Points to Consider:
Before you start a prenatal exercise routine, speak with your doctor to ensure any exercise you plan on doing is safe for you and your baby. Take it easy; listen to your body and to your doctor. In addition, here are some general recommendations about exercising during pregnancy:
- Try to exercise regularly; aim to get 150 minutes of moderate-intensity aerobic activity every week
- Drink plenty of water before, during and after exercise to stay hydrated
- Avoid exercising on your back, which may cause the uterus to press on a large vein that returns blood to the heart
- Keep cool; avoid activities that cause you to become overheated, especially during the first trimester
- Be gentle with your body; engage in low impact activity and avoid exercises that involve jerking or bouncing
- Stay away from all exercises that may cause you to lose your balance or injure your stomach
- Choose a sustainable exercise routine that you like; happiness and healthiness go hand-in-hand
Monitor Your Nutrition
Get the most out of your prenatal exercise routine by focusing on nutrition. Canada’s Food Guide offers helpful recommendations for healthy eating during pregnancy. Eating healthy foods can help provide you with the strength and energy you need to exercise during pregnancy.
Safe Pregnancy Exercises
What exercises are safe during pregnancy? In general, low impact exercises that strengthen and stretch your muscles are a safe bet. However, if you like activities such as jogging or racquetball, you don’t necessarily need to stop during pregnancy; just be sure to ask your doctor before continuing with any of your usual exercises.
Below, we’ve listed some popular prenatal exercises. Consider including these exercises in your routine:5
An ideal low impact activity, walking keeps you active, strengthens your muscles and is easy on your joints.
Offering many of the same benefits as walking, swimming is a full body workout. It also supports your weight to help you avoid injury and strain.
Stationary bicycling offers many of the same benefits of regular bicycling, with less risk of falling or losing your balance.
Yoga can help reduce stress, improve flexibility and increase core strength.
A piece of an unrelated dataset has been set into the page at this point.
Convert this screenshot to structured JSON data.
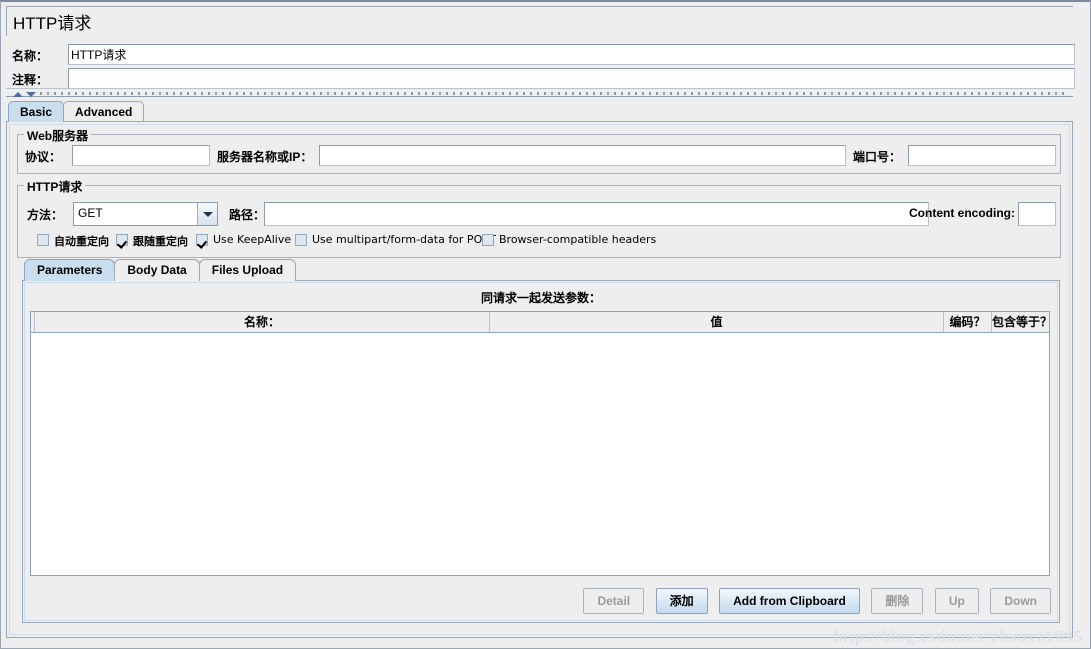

Consider making yoga or a modified pilates routine a part of your exercise regimen; avoid any positions or exercises that cause discomfort.
Other Exercises to Try
In addition to the workouts listed above, there are other exercises you can incorporate into your routine. Explore some of these additional exercises below:
Great for making your stomach muscles stronger and your back muscles more flexible, pelvic tilts help to reduce backache and ease delivery. Get on your hands and knees, keeping your head level with your back. Pull in your stomach, pushing up with your back like you're making a camel hump. Hold it for a few seconds and then relax, without letting your stomach muscles sag. Repeat 3 to 5 times, building to 10 repetitions.
Kegel exercises, also known as pelvic floor exercises, strengthen your pelvic muscles. Kegel exercises help strengthen the pelvic floor muscles and help improve bladder control. Pretend you're trying to stop yourself from urinating by tightening the muscles around the vagina and rectum. Hold for 5 seconds, then relax. Repeat 4 to 5 times in a row. You can even do Kegels while working at your desk or watching TV.
These stretch the muscles in your inner thigh, back and pelvis, to help with delivery. Sit on the floor, bend your legs and put the soles of your feet together. Let your knees relax and drop toward the floor. Then bring your feet close in to your body. If you're not that limber yet, just cross one leg in front of the other. Try sitting in this position a few times a day.
Stretching exercises can improve flexibility and help alleviate any discomfort you’re noticing in your muscles. Try exercises such as neck rotation, shoulder rotations and ankle rotations to help you loosen up your joints. However, it is important to note that pregnant women are at a slightly higher risk of ligament sprains. The pregnancy hormone relaxin, allows a woman’s belly to grow large and round. This same hormone allows other structures to stretch more than they normally would. Avoid aggressive stretching and if you’re not sure what stretching exercises you can do, consult your doctor for recommendations. He or she may suggest prenatal yoga—which incorporates a variety of stretches—as a starting point.
When to Stop Exercising:
Sometimes, exercise during pregnancy isn’t safe. Be aware of pregnancy exercise warning signs. If you notice any of these warning signs, stop exercising immediately and contact your doctor:
- Abdominal, chest or pelvic pain
- You feel faint, dizzy or light-headed
- Vaginal bleeding
- Sudden absence of fetal movement
- Gush of fluid from the vagina or a trickle of fluid that leaks steadily
- Irregular or rapid heartbeat
- Sudden swelling in your ankles, hands, face or experience calf pain
- Increased shortness of breath
- Persistent contractions that continue after rest
Thanks for reading our article about exercising during pregnancy. Learn more about your pregnancy today.